Migrants in Cape Town's Mannenberg community demonstrate against xenophobia. (UTERS/Mike Hutchings)

Migrants in Cape Town's Mannenberg community demonstrate against xenophobia. (UTERS/Mike Hutchings)

The situation remains tense in Durban with fears of xenophobic attacks gripping Gauteng province in South Africa following the death of more than five people in the violence targeting foreigners.

In the port city of Durban, some foreigners have armed themselves with machetes and knives in an effort to protect themselves against marauding South Africans, who are at times burning people alive.

In the country’s largest business city, Johannesburg, most foreign-owned shops were closed for business today in fear of the xenophobic attacks as some local vigilante groups patrolled the street, ready to attack foreigners.

This comes at a time the government and ruling African National Congress party say the violence is being perpetrated by criminals.

Indications are that South Africans say foreigners are grabbing all local jobs and they also own most small businesses in all cities and towns, a situation they claim is discouraging the economic empowerment of black South Africans.

Social media is playing a central part in issuing alerts and informing Zimbabweans in South Africa where xenophobic attacks are happening.

Some Zimbabweans living in the diaspora are also planning to demonstrate at South African embassies in the following days to signal their disgruntlement at what is happening is South Africa.

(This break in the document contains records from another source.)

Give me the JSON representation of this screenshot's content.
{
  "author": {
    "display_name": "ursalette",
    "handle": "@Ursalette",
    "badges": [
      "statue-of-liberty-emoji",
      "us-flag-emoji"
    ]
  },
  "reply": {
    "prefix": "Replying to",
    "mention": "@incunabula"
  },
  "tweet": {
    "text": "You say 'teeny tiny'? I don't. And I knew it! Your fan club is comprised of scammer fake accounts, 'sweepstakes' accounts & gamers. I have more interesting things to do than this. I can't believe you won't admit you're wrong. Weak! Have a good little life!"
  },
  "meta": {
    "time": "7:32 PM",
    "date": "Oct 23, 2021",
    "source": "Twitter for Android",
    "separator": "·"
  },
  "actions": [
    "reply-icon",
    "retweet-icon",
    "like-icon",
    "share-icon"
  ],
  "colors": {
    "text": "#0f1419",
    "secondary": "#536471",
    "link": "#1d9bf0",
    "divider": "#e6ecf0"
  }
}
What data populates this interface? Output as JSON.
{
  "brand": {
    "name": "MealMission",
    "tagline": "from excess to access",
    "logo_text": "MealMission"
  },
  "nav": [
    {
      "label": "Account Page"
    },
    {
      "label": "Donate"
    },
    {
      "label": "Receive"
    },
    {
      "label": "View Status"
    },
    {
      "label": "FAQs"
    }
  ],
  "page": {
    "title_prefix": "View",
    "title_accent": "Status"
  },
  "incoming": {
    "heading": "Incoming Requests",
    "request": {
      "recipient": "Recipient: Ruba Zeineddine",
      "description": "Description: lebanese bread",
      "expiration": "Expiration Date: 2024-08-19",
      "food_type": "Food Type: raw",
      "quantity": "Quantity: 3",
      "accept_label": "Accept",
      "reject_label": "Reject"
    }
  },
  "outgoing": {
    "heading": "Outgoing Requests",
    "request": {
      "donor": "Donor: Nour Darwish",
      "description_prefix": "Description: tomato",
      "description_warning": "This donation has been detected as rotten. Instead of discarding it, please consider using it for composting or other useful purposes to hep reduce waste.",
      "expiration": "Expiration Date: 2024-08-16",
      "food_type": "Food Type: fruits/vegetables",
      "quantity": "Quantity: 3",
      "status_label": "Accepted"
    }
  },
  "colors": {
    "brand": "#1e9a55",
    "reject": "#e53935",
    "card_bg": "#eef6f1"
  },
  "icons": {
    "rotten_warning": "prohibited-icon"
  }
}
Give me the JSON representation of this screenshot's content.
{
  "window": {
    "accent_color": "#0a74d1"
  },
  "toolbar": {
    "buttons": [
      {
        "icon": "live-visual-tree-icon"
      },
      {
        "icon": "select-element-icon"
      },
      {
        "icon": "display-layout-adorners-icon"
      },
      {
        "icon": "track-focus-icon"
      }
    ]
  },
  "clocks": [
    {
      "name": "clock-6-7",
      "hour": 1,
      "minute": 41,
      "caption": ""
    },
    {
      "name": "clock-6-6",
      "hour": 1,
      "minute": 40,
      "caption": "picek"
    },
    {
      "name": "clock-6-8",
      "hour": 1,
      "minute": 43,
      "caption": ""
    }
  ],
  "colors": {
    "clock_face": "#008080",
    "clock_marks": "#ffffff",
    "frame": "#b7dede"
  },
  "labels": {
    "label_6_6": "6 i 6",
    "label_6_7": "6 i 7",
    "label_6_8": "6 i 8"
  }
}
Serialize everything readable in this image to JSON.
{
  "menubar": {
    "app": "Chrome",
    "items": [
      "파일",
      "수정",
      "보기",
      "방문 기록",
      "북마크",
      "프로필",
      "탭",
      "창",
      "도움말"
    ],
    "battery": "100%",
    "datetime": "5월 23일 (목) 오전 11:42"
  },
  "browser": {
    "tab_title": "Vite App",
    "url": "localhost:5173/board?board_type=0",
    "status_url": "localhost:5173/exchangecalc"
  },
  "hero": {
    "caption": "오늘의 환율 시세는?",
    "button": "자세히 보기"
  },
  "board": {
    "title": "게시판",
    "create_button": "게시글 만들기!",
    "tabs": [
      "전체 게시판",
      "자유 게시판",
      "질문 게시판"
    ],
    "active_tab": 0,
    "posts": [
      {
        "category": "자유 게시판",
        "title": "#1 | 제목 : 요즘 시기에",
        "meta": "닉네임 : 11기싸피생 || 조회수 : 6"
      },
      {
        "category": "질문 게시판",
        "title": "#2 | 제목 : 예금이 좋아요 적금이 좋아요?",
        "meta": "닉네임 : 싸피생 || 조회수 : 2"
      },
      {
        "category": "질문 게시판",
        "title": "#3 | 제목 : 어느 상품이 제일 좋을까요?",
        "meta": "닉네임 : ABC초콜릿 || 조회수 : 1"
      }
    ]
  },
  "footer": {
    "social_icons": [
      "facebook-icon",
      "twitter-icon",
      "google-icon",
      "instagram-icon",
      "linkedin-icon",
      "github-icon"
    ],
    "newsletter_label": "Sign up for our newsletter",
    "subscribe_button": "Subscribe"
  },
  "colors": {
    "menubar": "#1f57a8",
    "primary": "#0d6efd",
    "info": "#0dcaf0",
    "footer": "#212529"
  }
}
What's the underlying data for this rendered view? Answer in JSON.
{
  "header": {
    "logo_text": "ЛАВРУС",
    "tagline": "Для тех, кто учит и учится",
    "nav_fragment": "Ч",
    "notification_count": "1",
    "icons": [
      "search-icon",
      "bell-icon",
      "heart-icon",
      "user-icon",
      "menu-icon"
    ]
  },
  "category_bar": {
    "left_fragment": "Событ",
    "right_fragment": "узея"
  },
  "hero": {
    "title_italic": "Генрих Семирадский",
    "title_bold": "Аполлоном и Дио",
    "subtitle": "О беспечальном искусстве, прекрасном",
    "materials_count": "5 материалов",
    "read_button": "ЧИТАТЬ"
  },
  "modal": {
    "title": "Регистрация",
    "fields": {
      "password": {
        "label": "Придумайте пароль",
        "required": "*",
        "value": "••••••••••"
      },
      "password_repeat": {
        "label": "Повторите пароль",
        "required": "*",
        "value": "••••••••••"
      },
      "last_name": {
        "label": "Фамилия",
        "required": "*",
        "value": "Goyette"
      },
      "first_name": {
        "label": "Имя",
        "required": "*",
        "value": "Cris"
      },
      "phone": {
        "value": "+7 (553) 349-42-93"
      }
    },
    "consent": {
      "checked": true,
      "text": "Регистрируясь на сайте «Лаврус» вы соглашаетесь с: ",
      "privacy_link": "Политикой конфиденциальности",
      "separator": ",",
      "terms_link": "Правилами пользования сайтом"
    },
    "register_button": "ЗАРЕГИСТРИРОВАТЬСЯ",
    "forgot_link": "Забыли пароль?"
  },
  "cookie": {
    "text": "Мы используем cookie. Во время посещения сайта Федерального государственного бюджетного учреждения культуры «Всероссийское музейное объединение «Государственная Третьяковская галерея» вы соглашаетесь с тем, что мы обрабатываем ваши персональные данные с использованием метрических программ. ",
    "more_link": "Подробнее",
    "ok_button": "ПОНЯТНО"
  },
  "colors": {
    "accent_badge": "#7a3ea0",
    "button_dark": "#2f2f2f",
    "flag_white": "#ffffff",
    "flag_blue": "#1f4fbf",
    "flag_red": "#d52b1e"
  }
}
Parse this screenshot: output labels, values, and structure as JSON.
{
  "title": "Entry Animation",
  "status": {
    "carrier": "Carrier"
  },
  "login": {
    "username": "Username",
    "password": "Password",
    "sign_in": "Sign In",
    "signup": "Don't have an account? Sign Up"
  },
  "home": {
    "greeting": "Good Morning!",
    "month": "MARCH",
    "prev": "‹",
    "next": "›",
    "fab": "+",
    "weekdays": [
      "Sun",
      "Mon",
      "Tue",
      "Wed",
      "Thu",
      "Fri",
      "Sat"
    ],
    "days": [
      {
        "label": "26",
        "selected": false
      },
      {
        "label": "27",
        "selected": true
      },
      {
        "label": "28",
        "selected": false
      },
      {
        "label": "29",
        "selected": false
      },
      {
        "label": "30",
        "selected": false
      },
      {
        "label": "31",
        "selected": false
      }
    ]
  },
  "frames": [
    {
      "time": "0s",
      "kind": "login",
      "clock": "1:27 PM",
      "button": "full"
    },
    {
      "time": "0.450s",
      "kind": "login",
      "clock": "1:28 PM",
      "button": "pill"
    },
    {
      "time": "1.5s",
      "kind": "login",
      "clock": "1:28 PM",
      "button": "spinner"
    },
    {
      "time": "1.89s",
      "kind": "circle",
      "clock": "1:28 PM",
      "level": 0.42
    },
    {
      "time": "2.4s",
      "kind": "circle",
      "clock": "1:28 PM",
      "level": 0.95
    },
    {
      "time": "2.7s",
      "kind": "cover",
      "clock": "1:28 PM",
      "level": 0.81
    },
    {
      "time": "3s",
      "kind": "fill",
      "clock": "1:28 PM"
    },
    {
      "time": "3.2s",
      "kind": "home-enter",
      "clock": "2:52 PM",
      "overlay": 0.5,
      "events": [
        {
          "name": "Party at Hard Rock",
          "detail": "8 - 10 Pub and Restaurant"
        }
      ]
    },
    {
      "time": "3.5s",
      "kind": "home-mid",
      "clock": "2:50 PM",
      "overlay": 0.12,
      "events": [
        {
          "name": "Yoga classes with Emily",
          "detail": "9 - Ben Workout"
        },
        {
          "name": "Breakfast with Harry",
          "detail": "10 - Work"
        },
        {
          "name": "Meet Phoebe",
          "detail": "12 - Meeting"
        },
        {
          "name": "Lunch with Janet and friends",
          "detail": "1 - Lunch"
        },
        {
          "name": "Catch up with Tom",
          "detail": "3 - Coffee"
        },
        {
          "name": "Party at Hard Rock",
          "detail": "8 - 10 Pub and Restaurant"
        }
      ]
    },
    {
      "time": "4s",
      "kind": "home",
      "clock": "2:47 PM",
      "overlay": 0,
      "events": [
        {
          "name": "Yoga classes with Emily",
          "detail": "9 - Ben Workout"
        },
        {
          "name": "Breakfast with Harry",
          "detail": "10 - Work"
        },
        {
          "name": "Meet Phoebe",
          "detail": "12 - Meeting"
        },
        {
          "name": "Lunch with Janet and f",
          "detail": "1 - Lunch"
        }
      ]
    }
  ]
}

In Zimbabwe, some rights activists met today to plan peaceful demonstrations at the South African embassy to register their concern about the current violence in that country.

Voice Of America's Studio7’s reporter, Marvellous Mhlanga Nyahuye caught up with Nyaradzo Mashayamombe and Nyasha Komboni in South Africa to give us their take on the issue.